- WHAT THE EXERCISE ASKS -
Every record gets copied exactly, and no picture goes with it.

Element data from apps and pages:

• • • •

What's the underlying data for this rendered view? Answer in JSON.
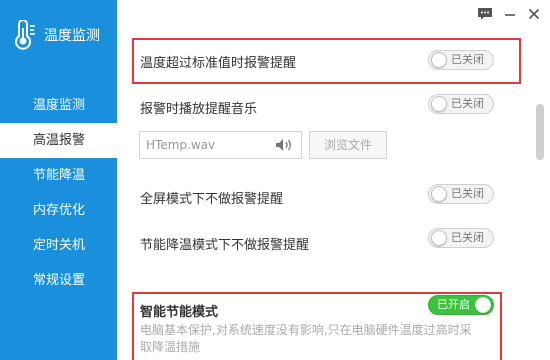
{
  "app": {
    "title": "温度监测"
  },
  "sidebar": {
    "items": [
      {
        "label": "温度监测",
        "active": false
      },
      {
        "label": "高温报警",
        "active": true
      },
      {
        "label": "节能降温",
        "active": false
      },
      {
        "label": "内存优化",
        "active": false
      },
      {
        "label": "定时关机",
        "active": false
      },
      {
        "label": "常规设置",
        "active": false
      }
    ]
  },
  "window_controls": {
    "icons": [
      "feedback-icon",
      "minimize-icon",
      "close-icon"
    ]
  },
  "settings": {
    "over_limit_alert": {
      "label": "温度超过标准值时报警提醒",
      "state": "已关闭",
      "on": false
    },
    "play_music": {
      "label": "报警时播放提醒音乐",
      "state": "已关闭",
      "on": false
    },
    "sound_file": {
      "value": "HTemp.wav",
      "browse_label": "浏览文件"
    },
    "fullscreen_no_alert": {
      "label": "全屏模式下不做报警提醒",
      "state": "已关闭",
      "on": false
    },
    "eco_no_alert": {
      "label": "节能降温模式下不做报警提醒",
      "state": "已关闭",
      "on": false
    },
    "smart_eco": {
      "label": "智能节能模式",
      "state": "已开启",
      "on": true,
      "description": "电脑基本保护,对系统速度没有影响,只在电脑硬件温度过高时采取降温措施"
    }
  },
  "colors": {
    "sidebar_bg": "#1a8fdc",
    "highlight": "#e03a3a",
    "toggle_on": "#3cc23c"
  }
}
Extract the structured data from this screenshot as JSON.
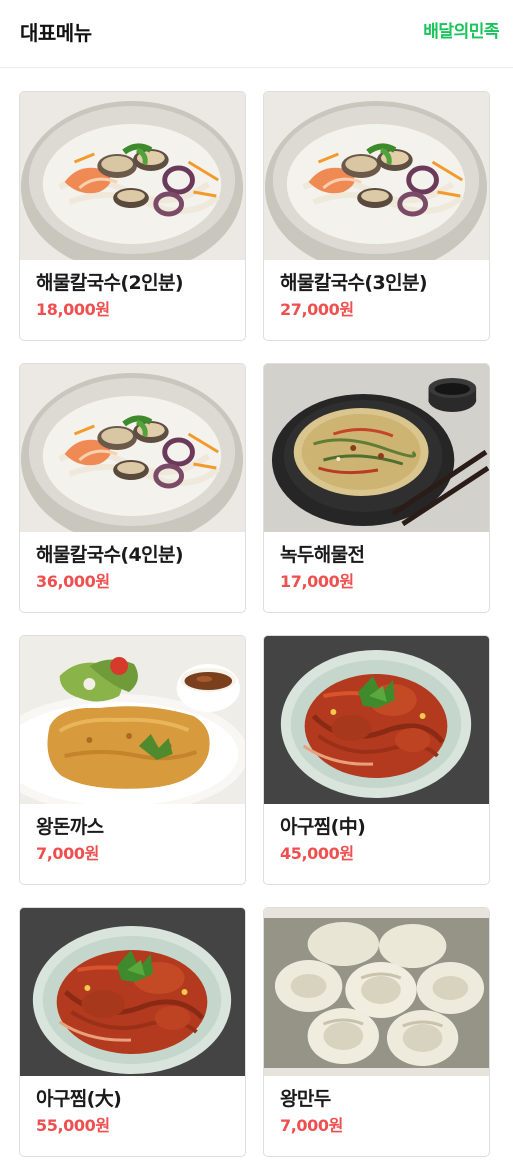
{
  "header": {
    "title": "대표메뉴",
    "brand_link": "배달의민족",
    "brand_color": "#18c35a"
  },
  "menu": {
    "items": [
      {
        "name": "해물칼국수(2인분)",
        "price": "18,000원",
        "image": "seafood-kalguksu-photo"
      },
      {
        "name": "해물칼국수(3인분)",
        "price": "27,000원",
        "image": "seafood-kalguksu-photo"
      },
      {
        "name": "해물칼국수(4인분)",
        "price": "36,000원",
        "image": "seafood-kalguksu-photo"
      },
      {
        "name": "녹두해물전",
        "price": "17,000원",
        "image": "mungbean-seafood-pancake-photo"
      },
      {
        "name": "왕돈까스",
        "price": "7,000원",
        "image": "pork-cutlet-photo"
      },
      {
        "name": "아구찜(中)",
        "price": "45,000원",
        "image": "braised-monkfish-photo"
      },
      {
        "name": "아구찜(大)",
        "price": "55,000원",
        "image": "braised-monkfish-photo"
      },
      {
        "name": "왕만두",
        "price": "7,000원",
        "image": "dumplings-photo"
      }
    ]
  },
  "colors": {
    "price": "#ef4f4f",
    "name": "#1a1a1a"
  }
}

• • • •

- YOUR SOLUTION -
What's the underlying data for this rendered view? Answer in JSON.
{
  "app": {
    "title": "温度监测"
  },
  "sidebar": {
    "items": [
      {
        "label": "温度监测",
        "active": false
      },
      {
        "label": "高温报警",
        "active": true
      },
      {
        "label": "节能降温",
        "active": false
      },
      {
        "label": "内存优化",
        "active": false
      },
      {
        "label": "定时关机",
        "active": false
      },
      {
        "label": "常规设置",
        "active": false
      }
    ]
  },
  "window_controls": {
    "icons": [
      "feedback-icon",
      "minimize-icon",
      "close-icon"
    ]
  },
  "settings": {
    "over_limit_alert": {
      "label": "温度超过标准值时报警提醒",
      "state": "已关闭",
      "on": false
    },
    "play_music": {
      "label": "报警时播放提醒音乐",
      "state": "已关闭",
      "on": false
    },
    "sound_file": {
      "value": "HTemp.wav",
      "browse_label": "浏览文件"
    },
    "fullscreen_no_alert": {
      "label": "全屏模式下不做报警提醒",
      "state": "已关闭",
      "on": false
    },
    "eco_no_alert": {
      "label": "节能降温模式下不做报警提醒",
      "state": "已关闭",
      "on": false
    },
    "smart_eco": {
      "label": "智能节能模式",
      "state": "已开启",
      "on": true,
      "description": "电脑基本保护,对系统速度没有影响,只在电脑硬件温度过高时采取降温措施"
    }
  },
  "colors": {
    "sidebar_bg": "#1a8fdc",
    "highlight": "#e03a3a",
    "toggle_on": "#3cc23c"
  }
}
Extract the structured data from this screenshot as JSON.
{
  "header": {
    "title": "대표메뉴",
    "brand_link": "배달의민족",
    "brand_color": "#18c35a"
  },
  "menu": {
    "items": [
      {
        "name": "해물칼국수(2인분)",
        "price": "18,000원",
        "image": "seafood-kalguksu-photo"
      },
      {
        "name": "해물칼국수(3인분)",
        "price": "27,000원",
        "image": "seafood-kalguksu-photo"
      },
      {
        "name": "해물칼국수(4인분)",
        "price": "36,000원",
        "image": "seafood-kalguksu-photo"
      },
      {
        "name": "녹두해물전",
        "price": "17,000원",
        "image": "mungbean-seafood-pancake-photo"
      },
      {
        "name": "왕돈까스",
        "price": "7,000원",
        "image": "pork-cutlet-photo"
      },
      {
        "name": "아구찜(中)",
        "price": "45,000원",
        "image": "braised-monkfish-photo"
      },
      {
        "name": "아구찜(大)",
        "price": "55,000원",
        "image": "braised-monkfish-photo"
      },
      {
        "name": "왕만두",
        "price": "7,000원",
        "image": "dumplings-photo"
      }
    ]
  },
  "colors": {
    "price": "#ef4f4f",
    "name": "#1a1a1a"
  }
}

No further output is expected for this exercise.